For those with physical limitations experiencing the rhythmic motion of a horse can be very beneficial to improve muscle function and control. Riding a horse moves the rider's body in a manner similar to the human gait, so riders with physical needs often show improvement in flexibility, balance and muscle strength. For individuals with mental and emotional challenges, the unique relationship formed with the horse can lead to increased confidence, patience and self-esteem
There have been numerous studies that have shown evidence of the benefits of therapeutic riding. Individuals with cognitive disabilities such as autism or Downs Syndrome have shown demonstrated benefits from THR. Bass, Duchowny, and Llabre (2008) found that children with autism who participated in a therapeutic horseback riding program improved in sensory integration and directed attention as compared to the control group. While Biery and Kaufman (1989) showed that significant improvement was seen on standing and quadruped balance after the therapeutic riding program for individuals with Downs Syndrome
It is clear from the research and from the responses of individual participants that therapeutic riding is a physical activity that can provide significant benefits to individuals with physical, emotional, or mental challenges. It requires an individual to control and exercise a wide range of muscles, while simultaneously having the individual exercise emotional and cognitive skills required to maintain control of the horse. Like any physical activity it provides benefits beyond those to the muscular skeletal and cardiovascular systems. There are boosts to cognitive skills as well as to emotional well-being. The interaction with the horse adds an additional element to the equation in that the individual can establish a relationship or connection with their equine partner. Therapeutic riding is a beneficial physical activity has demonstrated the ability to change and benefit the lives of numerous individuals and assist them to live a healthier, more active, and more productive life.
Biery, Martha, Kaufmann, Nancy, 1989, "The Effects of Therapeutic Horseback Riding on Balance." Adaptive Physical Activity Quarterly, Volume 6, Issue 3, pgs 221-229.
Crothers, G. (1994). "Learning disability: Riding to success." Nursing Standard, 8, 16-18.
Emory, D. (1992). "Effects of therapeutic horsemanship on the self-concepts and behavior of asocial adolescents." Dissertation Abstracts International, DAI-B 53/05, 561.
Kaiser, L., Smith, K., Heleski, C., & Spence, L. (2006). "Effects of a therapeutic riding program on at-risk and special needs children." Journal of the American Veterinary Medical Association, 228, 46-52.
Learn About Therapeutic Riding. PATH International, November 3, 2015.
Miller, John, Alston, Dr. Antoine J, "Therapeutic Riding: An Educational Tool for Children with Disabilities as Viewed by Parents", Journal of Southern Agricultural Education Research, 2004, Volume 54, Number 1, pgs 113-123.
Scheidhacker, M., Bender, W., and Vaitel, P. (1991). "The effectiveness of therapeutic horseback riding in the treatment of chronic schizophrenic patients. Experimental results and clinical experiences." Nervenarzt, 62, 283-287.

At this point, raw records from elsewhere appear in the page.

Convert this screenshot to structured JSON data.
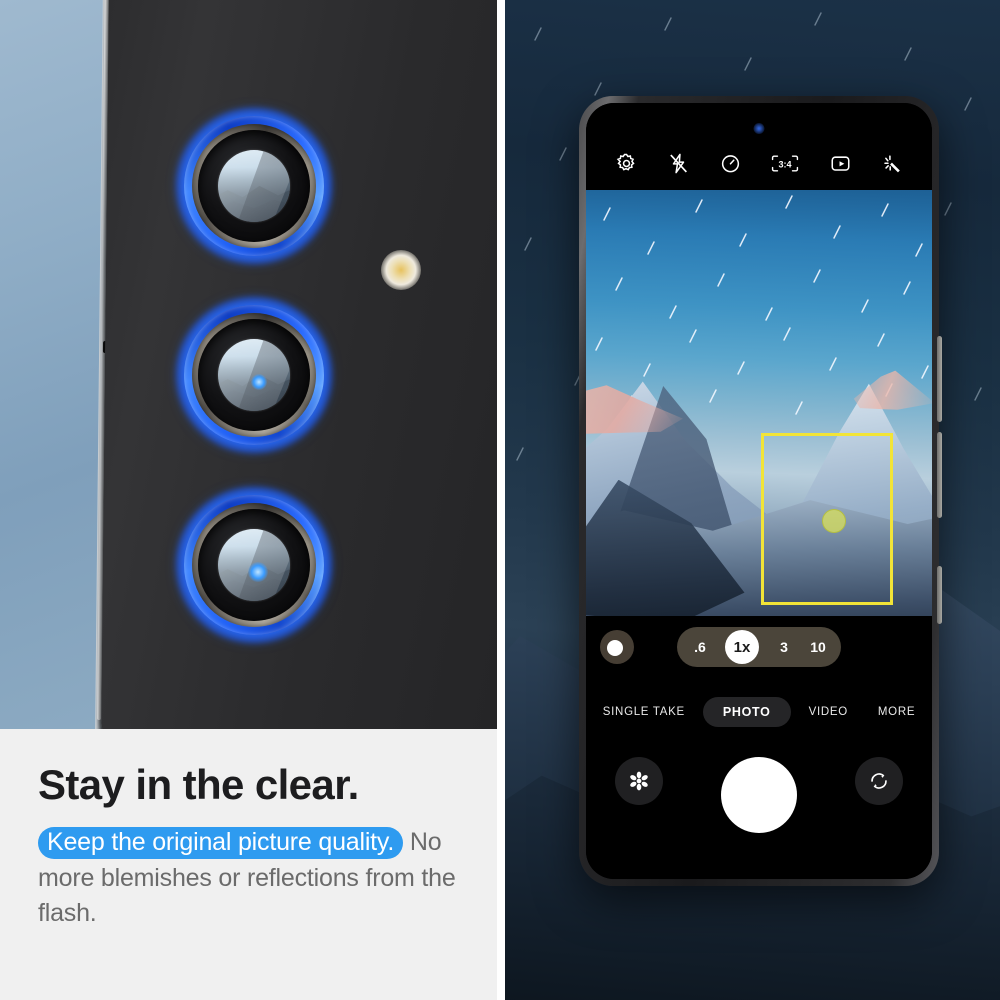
{
  "marketing": {
    "headline": "Stay in the clear.",
    "highlight_text": "Keep the original picture quality.",
    "body_text": "No more blemishes or reflections from the flash.",
    "highlight_color": "#2e9bf0",
    "headline_color": "#1d1d1f",
    "body_color": "#6b6b6b"
  },
  "left_photo": {
    "caption_semantics": "close-up of phone camera module with blue lens protector rings",
    "lens_count": 3,
    "ring_color": "#2a6bff",
    "flash_label": "LED flash"
  },
  "camera_app": {
    "top_bar": [
      {
        "name": "settings-icon",
        "label": "Settings"
      },
      {
        "name": "flash-off-icon",
        "label": "Flash off"
      },
      {
        "name": "timer-icon",
        "label": "Timer"
      },
      {
        "name": "aspect-ratio-icon",
        "label": "3:4"
      },
      {
        "name": "motion-photo-icon",
        "label": "Motion photo"
      },
      {
        "name": "filters-icon",
        "label": "Filters"
      }
    ],
    "aspect_ratio_value": "3:4",
    "zoom": {
      "options": [
        ".6",
        "1x",
        "3",
        "10"
      ],
      "selected": "1x"
    },
    "brightness_knob_label": "Brightness",
    "modes": [
      {
        "label": "SINGLE TAKE",
        "active": false
      },
      {
        "label": "PHOTO",
        "active": true
      },
      {
        "label": "VIDEO",
        "active": false
      },
      {
        "label": "MORE",
        "active": false
      }
    ],
    "bottom_bar": {
      "gallery_label": "Gallery",
      "shutter_label": "Shutter",
      "flip_label": "Switch camera"
    },
    "focus_box": {
      "color": "#f2e437",
      "exposure_dot_color": "#d6de5e"
    },
    "viewfinder_scene": "Snowy mountain peaks under a starry night sky"
  }
}
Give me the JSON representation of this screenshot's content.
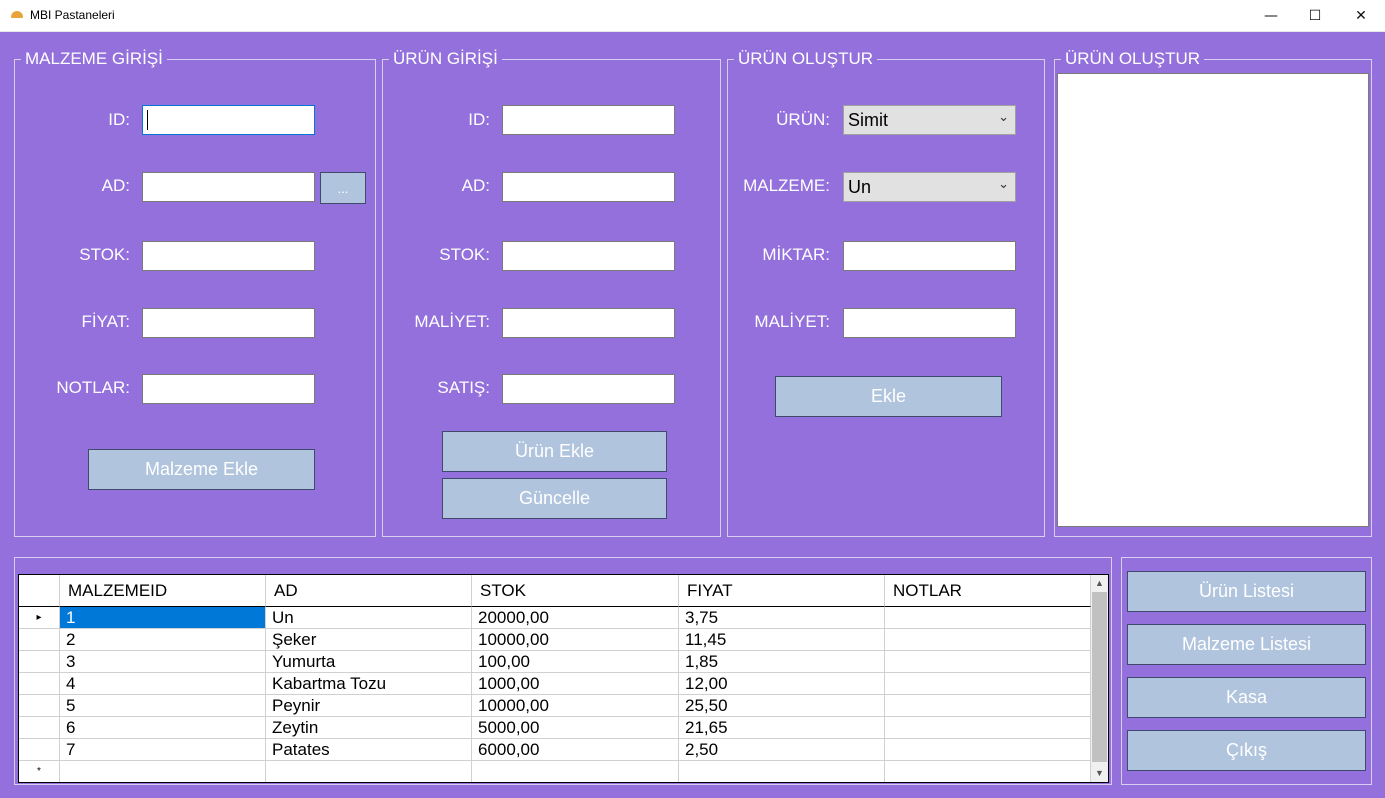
{
  "window": {
    "title": "MBI Pastaneleri",
    "minimize": "—",
    "maximize": "☐",
    "close": "✕"
  },
  "malzeme_girisi": {
    "legend": "MALZEME GİRİŞİ",
    "id_label": "ID:",
    "ad_label": "AD:",
    "stok_label": "STOK:",
    "fiyat_label": "FİYAT:",
    "notlar_label": "NOTLAR:",
    "browse_label": "...",
    "add_button": "Malzeme Ekle"
  },
  "urun_girisi": {
    "legend": "ÜRÜN GİRİŞİ",
    "id_label": "ID:",
    "ad_label": "AD:",
    "stok_label": "STOK:",
    "maliyet_label": "MALİYET:",
    "satis_label": "SATIŞ:",
    "add_button": "Ürün Ekle",
    "update_button": "Güncelle"
  },
  "urun_olustur": {
    "legend": "ÜRÜN OLUŞTUR",
    "urun_label": "ÜRÜN:",
    "urun_value": "Simit",
    "malzeme_label": "MALZEME:",
    "malzeme_value": "Un",
    "miktar_label": "MİKTAR:",
    "maliyet_label": "MALİYET:",
    "add_button": "Ekle"
  },
  "urun_olustur_list": {
    "legend": "ÜRÜN OLUŞTUR"
  },
  "grid": {
    "columns": [
      "MALZEMEID",
      "AD",
      "STOK",
      "FIYAT",
      "NOTLAR"
    ],
    "rows": [
      [
        "1",
        "Un",
        "20000,00",
        "3,75",
        ""
      ],
      [
        "2",
        "Şeker",
        "10000,00",
        "11,45",
        ""
      ],
      [
        "3",
        "Yumurta",
        "100,00",
        "1,85",
        ""
      ],
      [
        "4",
        "Kabartma Tozu",
        "1000,00",
        "12,00",
        ""
      ],
      [
        "5",
        "Peynir",
        "10000,00",
        "25,50",
        ""
      ],
      [
        "6",
        "Zeytin",
        "5000,00",
        "21,65",
        ""
      ],
      [
        "7",
        "Patates",
        "6000,00",
        "2,50",
        ""
      ]
    ],
    "current_marker": "▸",
    "new_row_marker": "*"
  },
  "nav": {
    "urun_listesi": "Ürün Listesi",
    "malzeme_listesi": "Malzeme Listesi",
    "kasa": "Kasa",
    "cikis": "Çıkış"
  },
  "colors": {
    "background": "#9370db",
    "button": "#b0c4de",
    "selection": "#0078d7"
  }
}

Shambo, Leigh, Seely, Susan K., Voderfecht, Heather R. "A Pilot Study on Equine Facilitated Psychotherapy for Trauma Related Disorders", 2010,
Stickney, Margaret Ann, "A Qualitative Study of the Perceived Health Benefits of a Therapeutic Riding Program for Children with Autism Spectrum Disorders", 2010, University of Kentucky Doctoral Dissertations. Paper 40.
Zadnikar Monika, Kastrin Andrej, "Effects of hippotherapy and therapeutic horseback riding on postural control or balance in children with cerebral palsy: a meta-analysis", August 2011, Developmental Medicine & Child Neurology, Volume 53, Issue 8, pages 684-691.